Items from a dataset:
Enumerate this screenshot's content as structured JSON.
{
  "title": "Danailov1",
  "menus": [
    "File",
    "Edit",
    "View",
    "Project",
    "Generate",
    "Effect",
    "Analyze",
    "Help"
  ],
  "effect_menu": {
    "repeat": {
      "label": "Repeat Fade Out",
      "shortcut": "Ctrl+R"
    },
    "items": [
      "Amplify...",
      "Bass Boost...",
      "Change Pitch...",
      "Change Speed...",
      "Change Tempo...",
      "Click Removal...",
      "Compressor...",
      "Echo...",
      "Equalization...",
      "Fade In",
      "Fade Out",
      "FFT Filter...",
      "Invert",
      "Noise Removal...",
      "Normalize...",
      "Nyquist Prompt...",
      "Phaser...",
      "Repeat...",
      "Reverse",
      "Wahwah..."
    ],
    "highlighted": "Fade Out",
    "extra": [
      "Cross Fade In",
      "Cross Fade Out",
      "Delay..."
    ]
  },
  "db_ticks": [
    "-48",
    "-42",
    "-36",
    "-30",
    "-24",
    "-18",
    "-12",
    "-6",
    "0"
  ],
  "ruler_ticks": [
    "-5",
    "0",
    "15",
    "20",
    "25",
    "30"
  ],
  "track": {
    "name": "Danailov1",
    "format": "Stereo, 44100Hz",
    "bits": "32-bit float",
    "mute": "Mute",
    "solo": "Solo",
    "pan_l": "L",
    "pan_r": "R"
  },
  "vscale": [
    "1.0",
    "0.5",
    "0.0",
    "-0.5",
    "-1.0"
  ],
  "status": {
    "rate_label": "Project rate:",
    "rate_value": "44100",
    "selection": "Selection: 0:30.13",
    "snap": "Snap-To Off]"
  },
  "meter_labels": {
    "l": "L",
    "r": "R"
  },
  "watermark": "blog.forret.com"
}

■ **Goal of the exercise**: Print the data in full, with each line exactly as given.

■ **Answer space**:
Enumerate this screenshot's content as structured JSON.
{
  "title": "Danailov1",
  "menus": [
    "File",
    "Edit",
    "View",
    "Project",
    "Generate",
    "Effect",
    "Analyze",
    "Help"
  ],
  "effect_menu": {
    "repeat": {
      "label": "Repeat Fade Out",
      "shortcut": "Ctrl+R"
    },
    "items": [
      "Amplify...",
      "Bass Boost...",
      "Change Pitch...",
      "Change Speed...",
      "Change Tempo...",
      "Click Removal...",
      "Compressor...",
      "Echo...",
      "Equalization...",
      "Fade In",
      "Fade Out",
      "FFT Filter...",
      "Invert",
      "Noise Removal...",
      "Normalize...",
      "Nyquist Prompt...",
      "Phaser...",
      "Repeat...",
      "Reverse",
      "Wahwah..."
    ],
    "highlighted": "Fade Out",
    "extra": [
      "Cross Fade In",
      "Cross Fade Out",
      "Delay..."
    ]
  },
  "db_ticks": [
    "-48",
    "-42",
    "-36",
    "-30",
    "-24",
    "-18",
    "-12",
    "-6",
    "0"
  ],
  "ruler_ticks": [
    "-5",
    "0",
    "15",
    "20",
    "25",
    "30"
  ],
  "track": {
    "name": "Danailov1",
    "format": "Stereo, 44100Hz",
    "bits": "32-bit float",
    "mute": "Mute",
    "solo": "Solo",
    "pan_l": "L",
    "pan_r": "R"
  },
  "vscale": [
    "1.0",
    "0.5",
    "0.0",
    "-0.5",
    "-1.0"
  ],
  "status": {
    "rate_label": "Project rate:",
    "rate_value": "44100",
    "selection": "Selection: 0:30.13",
    "snap": "Snap-To Off]"
  },
  "meter_labels": {
    "l": "L",
    "r": "R"
  },
  "watermark": "blog.forret.com"
}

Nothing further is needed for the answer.